BEGIN DATA FOR THIS TASK

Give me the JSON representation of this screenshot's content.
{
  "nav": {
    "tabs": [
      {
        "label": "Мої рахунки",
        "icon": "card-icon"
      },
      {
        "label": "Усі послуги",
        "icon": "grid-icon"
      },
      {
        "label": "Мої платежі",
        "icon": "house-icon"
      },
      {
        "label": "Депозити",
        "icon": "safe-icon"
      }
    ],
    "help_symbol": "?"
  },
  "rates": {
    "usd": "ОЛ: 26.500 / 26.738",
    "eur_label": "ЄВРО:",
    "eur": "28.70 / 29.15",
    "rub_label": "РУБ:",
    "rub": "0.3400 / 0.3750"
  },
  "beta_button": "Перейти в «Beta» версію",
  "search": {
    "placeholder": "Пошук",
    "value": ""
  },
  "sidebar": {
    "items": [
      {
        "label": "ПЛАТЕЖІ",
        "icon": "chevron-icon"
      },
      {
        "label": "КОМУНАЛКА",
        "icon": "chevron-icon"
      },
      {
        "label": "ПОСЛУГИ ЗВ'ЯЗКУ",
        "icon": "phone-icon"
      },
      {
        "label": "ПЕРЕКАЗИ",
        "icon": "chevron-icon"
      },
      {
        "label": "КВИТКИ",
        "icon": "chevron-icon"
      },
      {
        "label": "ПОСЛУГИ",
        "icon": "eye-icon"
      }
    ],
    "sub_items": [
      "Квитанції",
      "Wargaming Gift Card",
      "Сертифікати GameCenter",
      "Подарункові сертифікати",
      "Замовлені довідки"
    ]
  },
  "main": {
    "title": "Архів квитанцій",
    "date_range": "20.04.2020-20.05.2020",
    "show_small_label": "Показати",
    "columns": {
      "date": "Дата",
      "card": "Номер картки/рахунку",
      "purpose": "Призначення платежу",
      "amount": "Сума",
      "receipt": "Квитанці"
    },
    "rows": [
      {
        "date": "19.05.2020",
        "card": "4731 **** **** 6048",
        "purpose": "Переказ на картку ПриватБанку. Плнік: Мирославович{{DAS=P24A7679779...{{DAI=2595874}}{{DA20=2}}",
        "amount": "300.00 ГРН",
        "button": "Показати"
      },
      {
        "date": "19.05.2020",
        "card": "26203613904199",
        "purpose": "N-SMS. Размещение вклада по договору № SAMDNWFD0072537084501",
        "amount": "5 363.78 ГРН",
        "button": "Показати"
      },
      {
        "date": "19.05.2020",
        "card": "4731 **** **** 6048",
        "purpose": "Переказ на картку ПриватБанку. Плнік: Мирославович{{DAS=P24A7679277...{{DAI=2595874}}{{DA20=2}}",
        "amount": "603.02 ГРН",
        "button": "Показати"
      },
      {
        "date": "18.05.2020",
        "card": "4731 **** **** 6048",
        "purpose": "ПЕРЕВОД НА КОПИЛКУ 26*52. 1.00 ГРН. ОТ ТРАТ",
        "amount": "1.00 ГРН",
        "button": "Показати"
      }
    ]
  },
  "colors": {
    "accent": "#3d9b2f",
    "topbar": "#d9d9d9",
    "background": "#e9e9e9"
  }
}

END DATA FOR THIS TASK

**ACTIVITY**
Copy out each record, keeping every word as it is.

**SOLUTION FOR THIS TASK**
Give me the JSON representation of this screenshot's content.
{
  "nav": {
    "tabs": [
      {
        "label": "Мої рахунки",
        "icon": "card-icon"
      },
      {
        "label": "Усі послуги",
        "icon": "grid-icon"
      },
      {
        "label": "Мої платежі",
        "icon": "house-icon"
      },
      {
        "label": "Депозити",
        "icon": "safe-icon"
      }
    ],
    "help_symbol": "?"
  },
  "rates": {
    "usd": "ОЛ: 26.500 / 26.738",
    "eur_label": "ЄВРО:",
    "eur": "28.70 / 29.15",
    "rub_label": "РУБ:",
    "rub": "0.3400 / 0.3750"
  },
  "beta_button": "Перейти в «Beta» версію",
  "search": {
    "placeholder": "Пошук",
    "value": ""
  },
  "sidebar": {
    "items": [
      {
        "label": "ПЛАТЕЖІ",
        "icon": "chevron-icon"
      },
      {
        "label": "КОМУНАЛКА",
        "icon": "chevron-icon"
      },
      {
        "label": "ПОСЛУГИ ЗВ'ЯЗКУ",
        "icon": "phone-icon"
      },
      {
        "label": "ПЕРЕКАЗИ",
        "icon": "chevron-icon"
      },
      {
        "label": "КВИТКИ",
        "icon": "chevron-icon"
      },
      {
        "label": "ПОСЛУГИ",
        "icon": "eye-icon"
      }
    ],
    "sub_items": [
      "Квитанції",
      "Wargaming Gift Card",
      "Сертифікати GameCenter",
      "Подарункові сертифікати",
      "Замовлені довідки"
    ]
  },
  "main": {
    "title": "Архів квитанцій",
    "date_range": "20.04.2020-20.05.2020",
    "show_small_label": "Показати",
    "columns": {
      "date": "Дата",
      "card": "Номер картки/рахунку",
      "purpose": "Призначення платежу",
      "amount": "Сума",
      "receipt": "Квитанці"
    },
    "rows": [
      {
        "date": "19.05.2020",
        "card": "4731 **** **** 6048",
        "purpose": "Переказ на картку ПриватБанку. Плнік: Мирославович{{DAS=P24A7679779...{{DAI=2595874}}{{DA20=2}}",
        "amount": "300.00 ГРН",
        "button": "Показати"
      },
      {
        "date": "19.05.2020",
        "card": "26203613904199",
        "purpose": "N-SMS. Размещение вклада по договору № SAMDNWFD0072537084501",
        "amount": "5 363.78 ГРН",
        "button": "Показати"
      },
      {
        "date": "19.05.2020",
        "card": "4731 **** **** 6048",
        "purpose": "Переказ на картку ПриватБанку. Плнік: Мирославович{{DAS=P24A7679277...{{DAI=2595874}}{{DA20=2}}",
        "amount": "603.02 ГРН",
        "button": "Показати"
      },
      {
        "date": "18.05.2020",
        "card": "4731 **** **** 6048",
        "purpose": "ПЕРЕВОД НА КОПИЛКУ 26*52. 1.00 ГРН. ОТ ТРАТ",
        "amount": "1.00 ГРН",
        "button": "Показати"
      }
    ]
  },
  "colors": {
    "accent": "#3d9b2f",
    "topbar": "#d9d9d9",
    "background": "#e9e9e9"
  }
}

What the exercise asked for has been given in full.